Space travel has rarely been as mundane, riotous or charmingly unspectacular as it is in John Carpenter’s debut film, Dark Star (1974). Begun in 1970 as a USC film school project with Dan O’Bannon starring, co-writing, editing and doing almost everything else, it was picked up by producer Jack H. Harris in 1973, who funded additional footage for a theatrical release the following year.
Somewhere in the future, the scout ship Dark Star is 20 years into its mission to track down and destroy “unstable planets” to pave the way for human expansion into the universe. But things aren’t going well.
As cabin fever takes hold aboard the cramped, deteriorating ship, the crew is starting to fall apart. Talby (Dre Pahich) spends his time isolated from the rest of the crew in an observation dome communing with the universe; Doolittle (Brian Narelle) has reluctantly taken control of the mission and pines for his days as a California surfer; Boiler (Cal Kuniholm) relieves the boredom with laser gun target practice; and Pinback (O’Bannon) – who isn’t who he appears to be – annoys the rest of the crew with his practical jokes and is rapidly coming apart at the seams.
There’s a belligerent alien in the hold, an artificially intelligent weapon with delusions of grandeur in the bomb bay, and a dead captain (Joe Saunders) who is deep frozen but still able to communicate with his crew – much good his confused ramblings do them. The ship is falling apart and accidents have destroyed both the sleeping quarters and the crew’s entire supply of toilet paper.
Truth be told there’s very little story to Dark Star (Carpenter famously referred to it as “Waiting for Godot in space”). Instead, it’s a series of very funny, sometimes rather poignant sketches and vignettes capturing the monotony and loneliness of life for the crew aboard the eponymous ship.
Dark Star is frequently compared to 2001: A Space Odyssey (Carpenter has commented that he saw his film as the antithesis of the future envisioned by Kubrick and the poster sold the film with the strapline “The Spaced Out Odyssey”) but surprisingly less so to Star Trek (1966-69), which can be seen as Dark Star’s more respectable older sibling.
Whereas Gene Roddenberry’s vision of the future is one of gleaming technology deployed by a motivated crew for the betterment of mankind, Carpenter and O’Bannon’s vision is much more jaundiced and a lot more fun. The future they saw was one of unreliable machines maintained by a shambolic, uncaring crew whose lackadaisical attitudes would horrify Captain Kirk. Where Kirk’s mission statement was “to seek out new life and new civilisations”, Doolittle’s is rather less noble. “Don’t give me any of that intelligent life crap”, he quips, “just give me something I can blow up.”

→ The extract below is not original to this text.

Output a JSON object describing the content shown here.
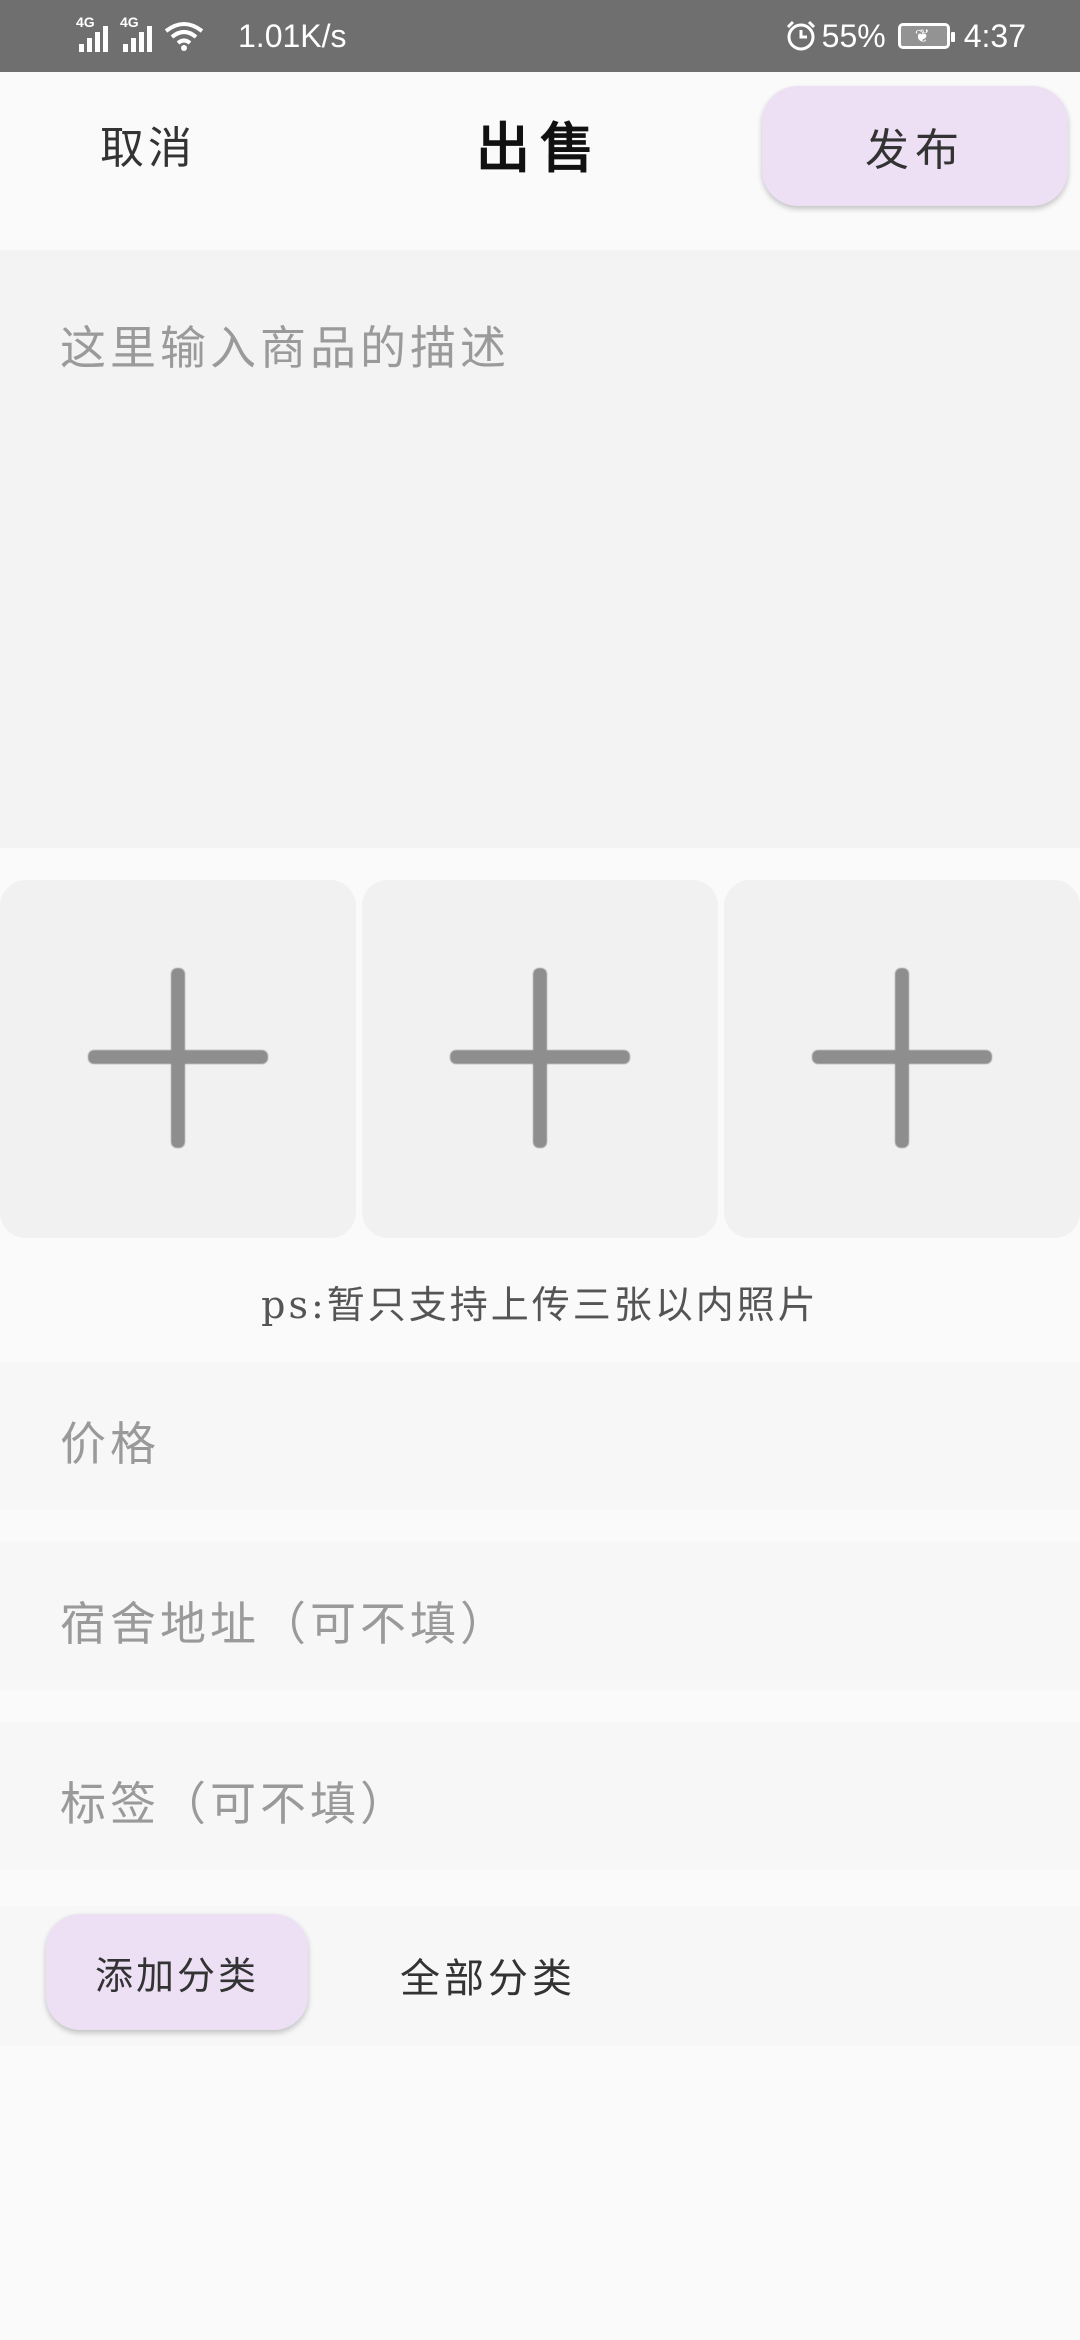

Dark Star is very much the counterculture Star Trek, its dilapidated ship crewed by hippies, surfers and neurotics rather than the dedicated men and women of Starfleet.
The best-loved sequence in the film is Pinback’s increasingly uproarious battle of wills with the alien he’s insisted on bringing aboard as a mascot. Operating on a tiny student film budget, Carpenter and O’Bannon were unable to afford a realistic alien so attached plastic feet to an inflatable beach ball that was doing double duty standing in for the various planets seen in the film.
It’s an absurd image but one that is undeniably very funny (the creature tries to kill Pinback by tickling him as he hangs precariously from a narrow ledge in a lift shaft). It also gave Dark Star one of its most enduring ‘stars’, the other being the philosophically inclined ‘Thermostellar Device’ Bomb 20 whose religious awakening provides the film with its memorable climax.
Doolittle’s increasingly desperate pleadings with the bomb not to detonate itself while still attached to the ship are the film’s comic highlight. Having spent much of the film not caring about anything but his long-lost surfboard or making music with his homemade bottle organ (a scene missing from the more recent director’s cut), Doolittle is suddenly forced to make an impassioned plea for his very life and finds himself outsmarted by a talking explosive.
In the four decades since the feature-length version was released, Dark Star’s influence has been evident in places both obvious – Alien (1979) (for which O’Bannon reworked the idea of a belligerent extraterrestrial stalking the cramped corridors of a grubby spaceship), Aliens (1986), Sunshine (2007) – and less so: TV’s Red Dwarf and Douglas Adams’ The Hitchhikers Guide to the Galaxy both owe Dark Star a huge debt.
Given its technical and financial limitations, it’s nothing short of remarkable and a great testament to Carpenter’s already considerable talents that Dark Star not only looked as professional as it does but that it has more than stood the test of time. It remains as funny, affecting and ridiculous now as it was in 1974.